However, along tribal and ethnic division, a new and more dangerous threat is spreading in the Sahel region: Islamic insurgence linked to Mahdism and Jihadism.
Islamic religion is widespread in West Africa, and share grounds with Christian and Animist beliefs, but recent issues have altered an already fragile equilibrium shifting the balance towards radical Islamic insurgence. One of the main reasons for this alteration has been the ill-pondered policy of supporting rebels in Libya.

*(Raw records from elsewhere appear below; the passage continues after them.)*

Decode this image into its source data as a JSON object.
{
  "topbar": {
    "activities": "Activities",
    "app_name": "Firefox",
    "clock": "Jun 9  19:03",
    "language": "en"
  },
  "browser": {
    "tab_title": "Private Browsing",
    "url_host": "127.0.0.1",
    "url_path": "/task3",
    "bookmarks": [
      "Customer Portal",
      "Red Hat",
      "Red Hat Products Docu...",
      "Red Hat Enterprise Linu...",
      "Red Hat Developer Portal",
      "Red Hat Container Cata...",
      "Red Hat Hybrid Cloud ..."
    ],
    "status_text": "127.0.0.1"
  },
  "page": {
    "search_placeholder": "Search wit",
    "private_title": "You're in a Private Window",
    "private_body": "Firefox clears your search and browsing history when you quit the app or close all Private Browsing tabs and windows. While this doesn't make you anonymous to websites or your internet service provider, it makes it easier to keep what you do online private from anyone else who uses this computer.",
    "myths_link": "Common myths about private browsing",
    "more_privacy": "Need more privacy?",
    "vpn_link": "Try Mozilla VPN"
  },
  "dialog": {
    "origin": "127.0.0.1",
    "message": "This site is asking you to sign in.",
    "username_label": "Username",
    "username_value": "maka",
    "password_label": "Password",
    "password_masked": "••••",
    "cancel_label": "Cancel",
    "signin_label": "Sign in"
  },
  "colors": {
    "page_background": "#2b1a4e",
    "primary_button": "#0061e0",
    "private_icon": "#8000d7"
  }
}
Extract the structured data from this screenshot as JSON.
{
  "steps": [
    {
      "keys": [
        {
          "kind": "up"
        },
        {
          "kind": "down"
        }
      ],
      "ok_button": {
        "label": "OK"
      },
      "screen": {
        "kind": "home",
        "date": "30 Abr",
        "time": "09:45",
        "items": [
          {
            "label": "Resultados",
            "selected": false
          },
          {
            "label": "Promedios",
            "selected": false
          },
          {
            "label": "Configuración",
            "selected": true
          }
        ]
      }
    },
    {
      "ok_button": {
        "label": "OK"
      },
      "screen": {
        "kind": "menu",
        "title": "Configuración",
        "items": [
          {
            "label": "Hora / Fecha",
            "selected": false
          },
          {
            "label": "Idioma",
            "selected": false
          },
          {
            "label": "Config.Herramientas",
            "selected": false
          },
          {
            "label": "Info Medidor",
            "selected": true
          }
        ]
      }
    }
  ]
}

The huge amount of weapons available created a support to groups willing to start a similar war of liberation against their own governments. The origins of this arsenal can be traced as follows: Gaddafi’s Army equipment, NATO supply to rebels and black market. During the Libyan civil war, and especially after, a huge amount of heavy weaponry, as well bacteriological a chemical arsenal known to be in possess by Gaddafi went missing or unaccounted for. France troops faced a well-equipped fighters with modern weapons and not only guns and pick-ups.

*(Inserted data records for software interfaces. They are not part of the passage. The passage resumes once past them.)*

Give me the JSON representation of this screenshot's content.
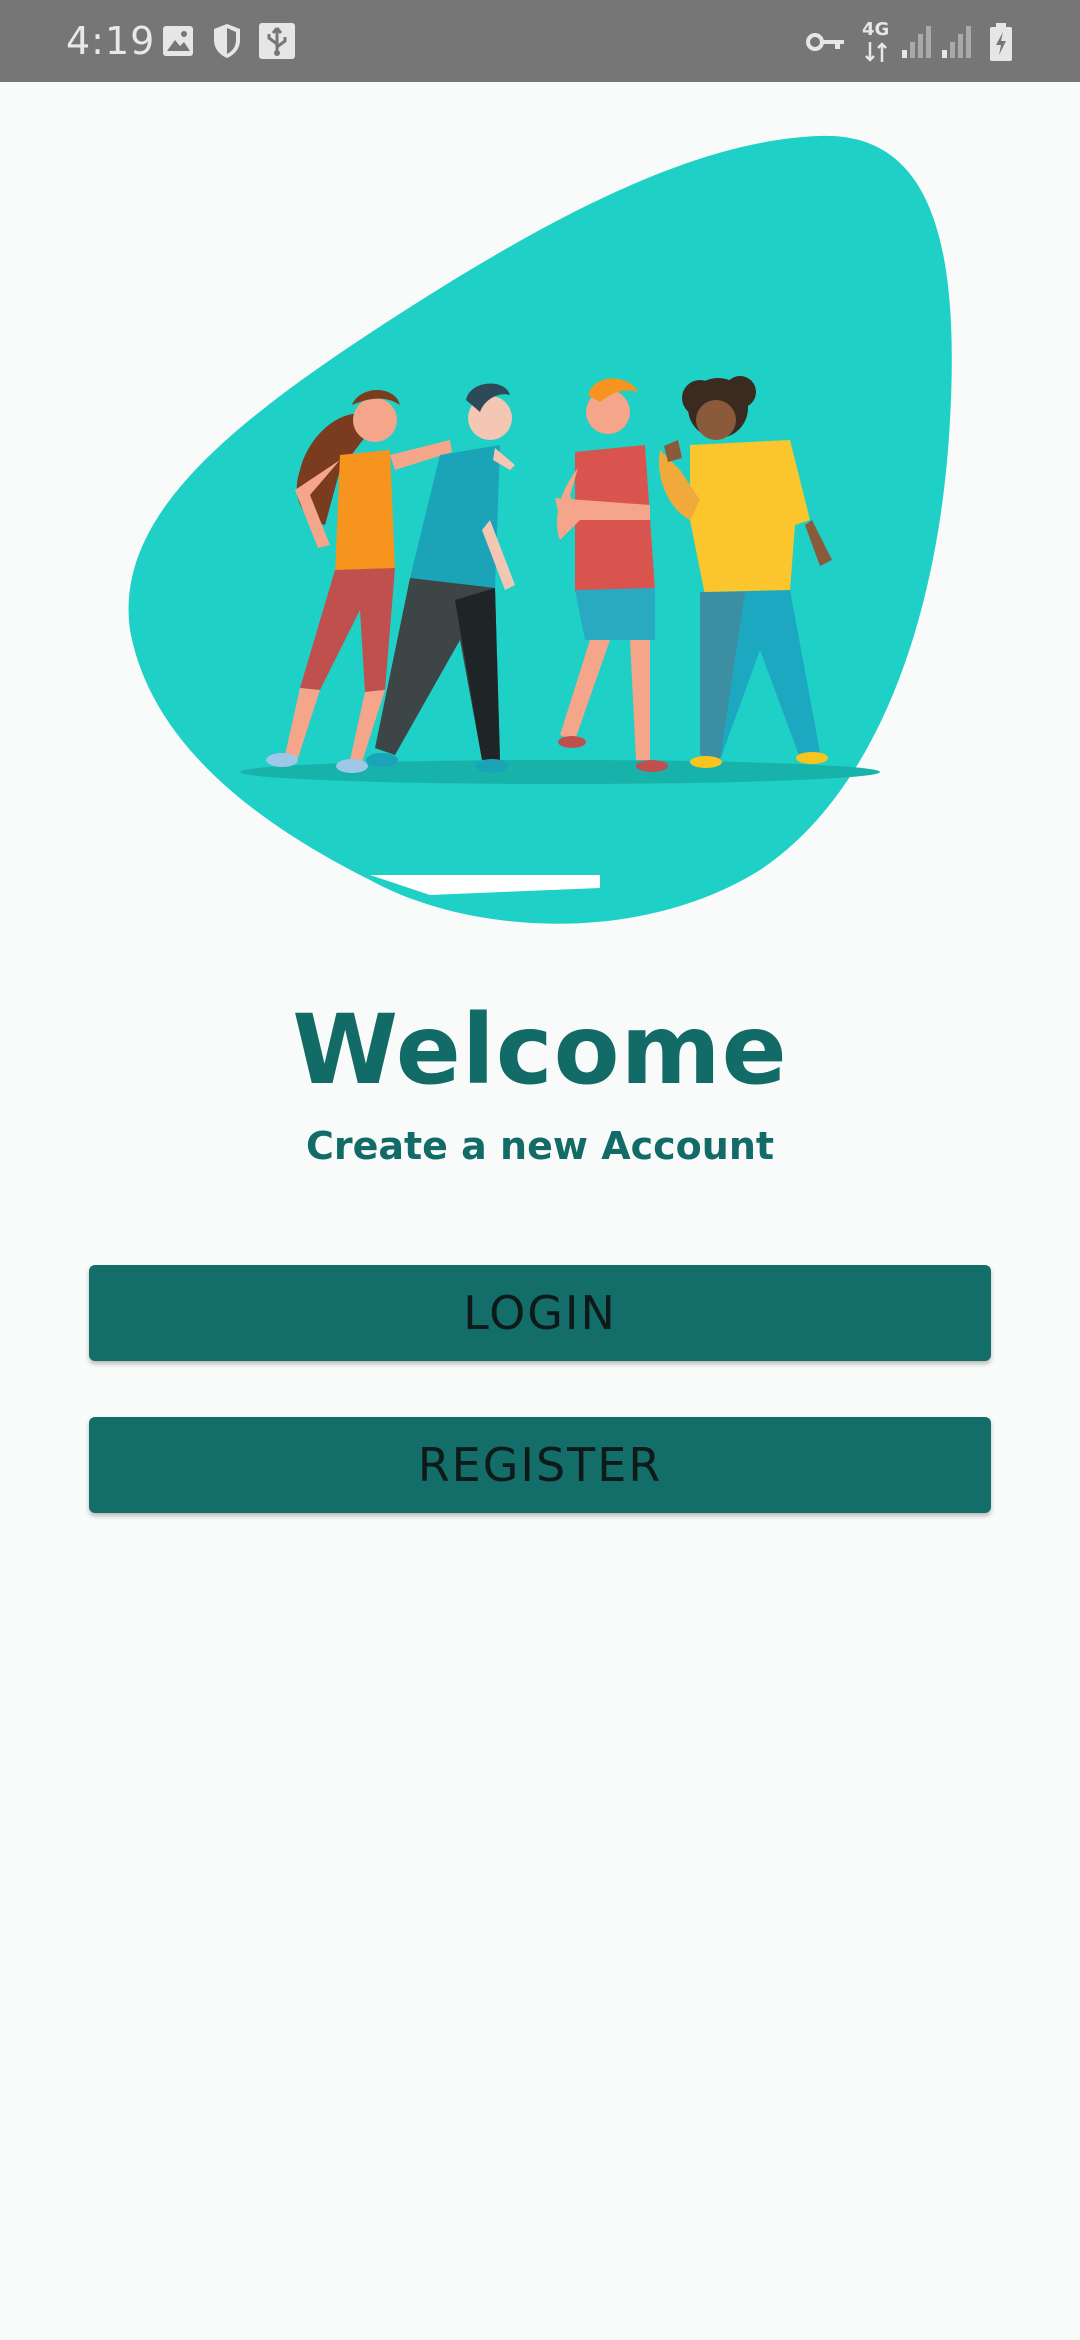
{
  "status_bar": {
    "time": "4:19",
    "network_label": "4G",
    "icons": [
      "image-icon",
      "shield-icon",
      "usb-icon",
      "vpn-key-icon",
      "network-4g-icon",
      "signal-icon",
      "signal-icon",
      "battery-charging-icon"
    ]
  },
  "hero": {
    "illustration": "group-of-people-illustration",
    "blob_color": "#1fd0c6"
  },
  "welcome": {
    "title": "Welcome",
    "subtitle": "Create a new Account"
  },
  "buttons": {
    "login_label": "LOGIN",
    "register_label": "REGISTER"
  },
  "colors": {
    "accent": "#136e69",
    "status_bar": "#767676",
    "background": "#f9fafa"
  }
}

The problem with Mali is that the Islamic infiltration and insurgence is spilling across borders and will not be solved unless neighbouring countries will be able to contrast themselves internal groups. The latest news from Algeria are the demonstration on how easily the war can spill over and how governments are often unable to guard their border and ensure security.

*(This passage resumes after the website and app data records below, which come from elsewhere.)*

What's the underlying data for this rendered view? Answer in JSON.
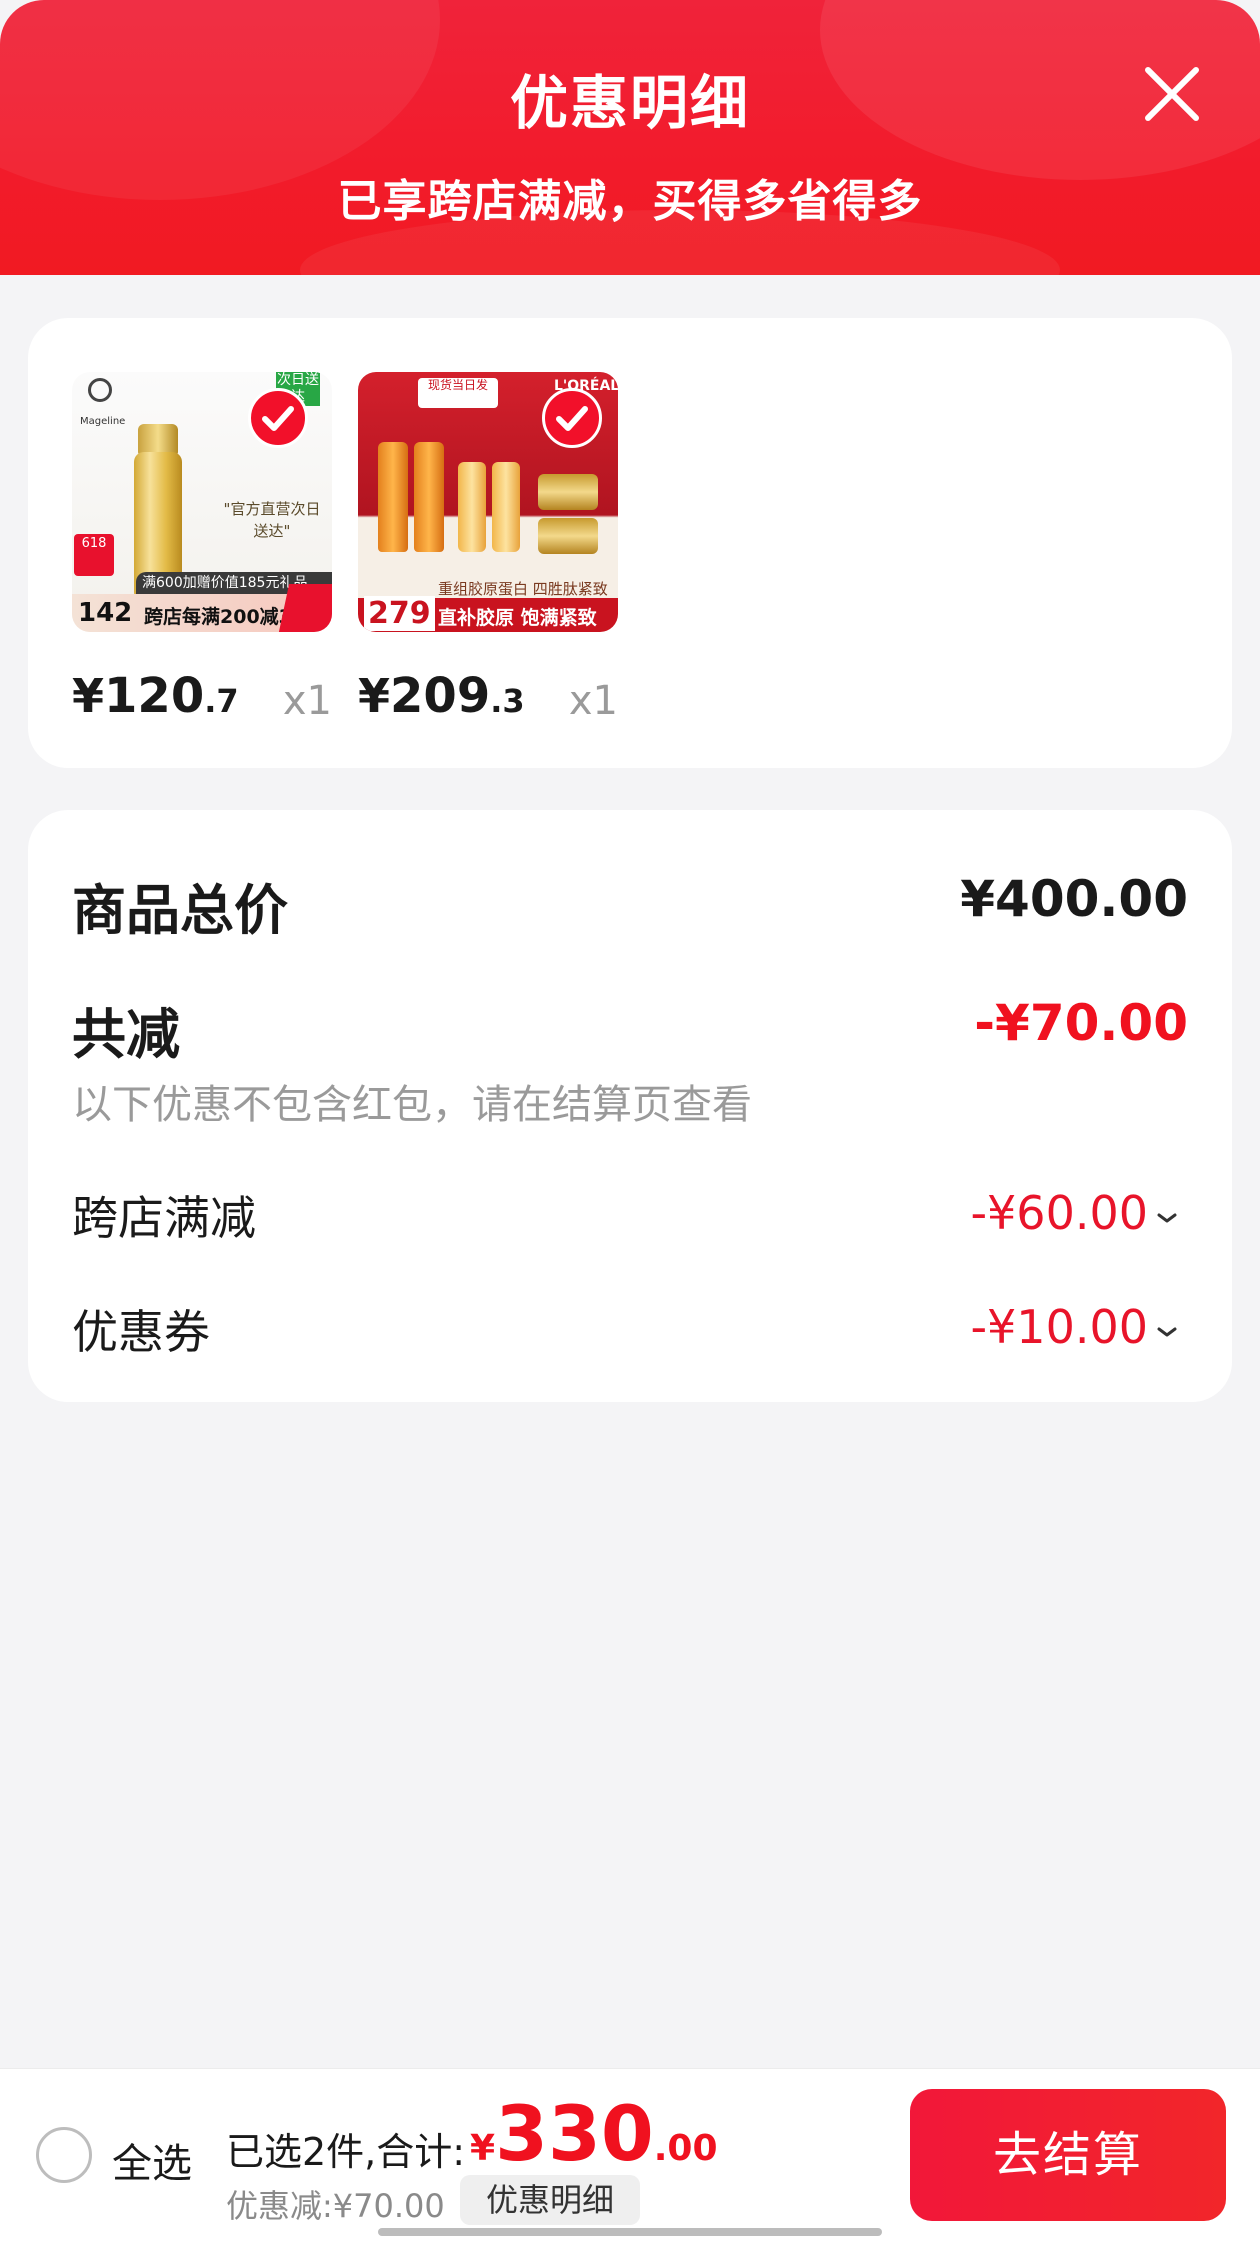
{
  "header": {
    "title": "优惠明细",
    "subtitle": "已享跨店满减，买得多省得多"
  },
  "products": [
    {
      "price_symbol": "¥",
      "price_int": "120",
      "price_dec": ".7",
      "quantity": "x1",
      "image": {
        "brand": "Mageline",
        "tag": "次日送达",
        "quote": "\"官方直营次日送达\"",
        "badge": "618",
        "promo_top": "满600加赠价值185元礼品",
        "promo_price": "142",
        "promo_text": "跨店每满200减30"
      }
    },
    {
      "price_symbol": "¥",
      "price_int": "209",
      "price_dec": ".3",
      "quantity": "x1",
      "image": {
        "brand": "L'ORÉAL",
        "top": "现货当日发",
        "sub": "重组胶原蛋白 四胜肽紧致",
        "promo_price": "279",
        "promo_text": "直补胶原 饱满紧致"
      }
    }
  ],
  "summary": {
    "total_label": "商品总价",
    "total_value": "¥400.00",
    "reduce_label": "共减",
    "reduce_value": "-¥70.00",
    "note": "以下优惠不包含红包，请在结算页查看",
    "items": [
      {
        "label": "跨店满减",
        "value": "-¥60.00"
      },
      {
        "label": "优惠券",
        "value": "-¥10.00"
      }
    ]
  },
  "bottom": {
    "select_all": "全选",
    "selected_text": "已选2件,合计:",
    "total_symbol": "¥",
    "total_int": "330",
    "total_dec": ".00",
    "discount_text": "优惠减:¥70.00",
    "detail_button": "优惠明细",
    "checkout_button": "去结算"
  },
  "colors": {
    "accent": "#f21b2b",
    "price_red": "#f0111f"
  }
}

Taking into account the above, the struggle for Mali is far greater than a simply intervention to eliminate terrorists; is the struggle for the survival of West African states. The war and external intervention will be unfruitful if they will not be followed by addressing corruption of political class in Africa, reviving economy, solving ethnic and tribal claims, empowering armies on technical side whilst improving their records in dealing with civil liberties.
A military intervention without political agenda will lead, most likely, in the short term to a victory but incapacity in building strong institutions in the long, thus leaving the door open elsewhere for a new war/rebellion to start again. Western intervention without a comprehension of African malaise will lead to neo-colonialism, whilst African intervention without understanding western uneasiness towards terrorism will lead the fragile institutions exposed to new revolutions.
Mali can be either a victorious page for the international diplomacy or follow the horrific path of similar campaigns in Somalia.